As part of his 2013 Budget proposals, Minister Gordhan announced various changes to the tax treatment of interest.
Firstly, as announced last year, the tax treatment of so-called ‘hybrid debt’ will be amended so as to re-characterise such debt as dividends. The main concerns in this area appear to be debt instruments that do not have a realistic possibility of being repaid in 30 years, or debt that is convertible into shares at the option of the issuer. Banks and insurers will be excluded from this re-characterisation treatment.
Secondly, certain restrictions will apply to connected person debt. ‘Excessive’ debt issued to connected person creditors will come in for unfavourable tax treatment in the form of limits that will be imposed on the deductibility of interest on such debt.

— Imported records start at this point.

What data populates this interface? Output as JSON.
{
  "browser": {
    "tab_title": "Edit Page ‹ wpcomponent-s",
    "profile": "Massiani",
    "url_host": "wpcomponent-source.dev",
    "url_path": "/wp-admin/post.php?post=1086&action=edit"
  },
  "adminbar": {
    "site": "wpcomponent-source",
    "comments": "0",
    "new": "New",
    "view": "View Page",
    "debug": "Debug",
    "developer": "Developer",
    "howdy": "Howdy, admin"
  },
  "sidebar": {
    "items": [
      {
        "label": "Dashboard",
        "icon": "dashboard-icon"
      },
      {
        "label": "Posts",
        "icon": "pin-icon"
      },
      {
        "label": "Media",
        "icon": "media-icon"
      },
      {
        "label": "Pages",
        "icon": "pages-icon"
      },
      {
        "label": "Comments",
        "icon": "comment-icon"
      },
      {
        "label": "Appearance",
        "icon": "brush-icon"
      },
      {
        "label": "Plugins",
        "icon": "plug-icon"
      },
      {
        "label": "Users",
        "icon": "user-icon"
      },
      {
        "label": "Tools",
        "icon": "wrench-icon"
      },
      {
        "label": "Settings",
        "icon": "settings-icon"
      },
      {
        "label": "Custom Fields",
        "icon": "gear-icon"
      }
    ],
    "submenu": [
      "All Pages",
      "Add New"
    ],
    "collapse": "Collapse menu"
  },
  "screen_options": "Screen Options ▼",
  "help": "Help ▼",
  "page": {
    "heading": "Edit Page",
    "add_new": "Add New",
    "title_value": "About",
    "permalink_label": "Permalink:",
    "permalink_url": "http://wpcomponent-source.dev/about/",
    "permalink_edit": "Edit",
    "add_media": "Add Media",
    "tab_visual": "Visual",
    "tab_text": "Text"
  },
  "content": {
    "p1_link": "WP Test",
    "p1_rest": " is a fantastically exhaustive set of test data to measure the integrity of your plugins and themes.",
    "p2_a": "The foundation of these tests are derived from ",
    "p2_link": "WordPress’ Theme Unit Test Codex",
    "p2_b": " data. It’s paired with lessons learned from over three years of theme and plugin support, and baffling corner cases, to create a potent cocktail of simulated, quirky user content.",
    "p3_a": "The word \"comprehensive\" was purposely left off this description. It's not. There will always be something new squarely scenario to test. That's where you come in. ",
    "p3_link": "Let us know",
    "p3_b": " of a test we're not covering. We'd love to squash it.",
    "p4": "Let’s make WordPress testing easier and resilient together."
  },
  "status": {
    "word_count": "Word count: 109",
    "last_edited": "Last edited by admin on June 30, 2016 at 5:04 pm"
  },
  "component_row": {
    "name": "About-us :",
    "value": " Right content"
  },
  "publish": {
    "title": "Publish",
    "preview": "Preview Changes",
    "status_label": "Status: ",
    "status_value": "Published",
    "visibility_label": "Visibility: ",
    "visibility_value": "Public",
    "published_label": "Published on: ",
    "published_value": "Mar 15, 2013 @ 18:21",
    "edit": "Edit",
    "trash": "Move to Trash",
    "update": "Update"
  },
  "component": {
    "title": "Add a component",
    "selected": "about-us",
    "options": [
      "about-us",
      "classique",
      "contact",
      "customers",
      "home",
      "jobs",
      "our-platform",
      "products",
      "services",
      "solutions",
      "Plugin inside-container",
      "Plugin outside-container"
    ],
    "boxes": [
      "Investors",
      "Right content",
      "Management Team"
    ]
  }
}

The limit announced was 40 per cent of earnings after interest on other debts had been deducted. Excess interest will be allowed to be rolled forward for up to five years. The announcement referred specifically to situations where the creditor is exempt from tax on the interest (presumably referring to situations where the creditor is a non-resident). Hopefully the proposal, which would otherwise have wide-ranging implications for the economy, will be limited to such circumstances only.
Thirdly, there appear to be on-going concerns around the use of debt to finance corporate restructuring transactions. The proposals in this regard are somewhat sketchy but it appears that a regime whereby a ceiling will be placed on the deductibility of the interest under such circumstances will replace the current discretionary regime whereby taxpayers apply for a discretionary directive from SARS before being allowed to deduct the interest.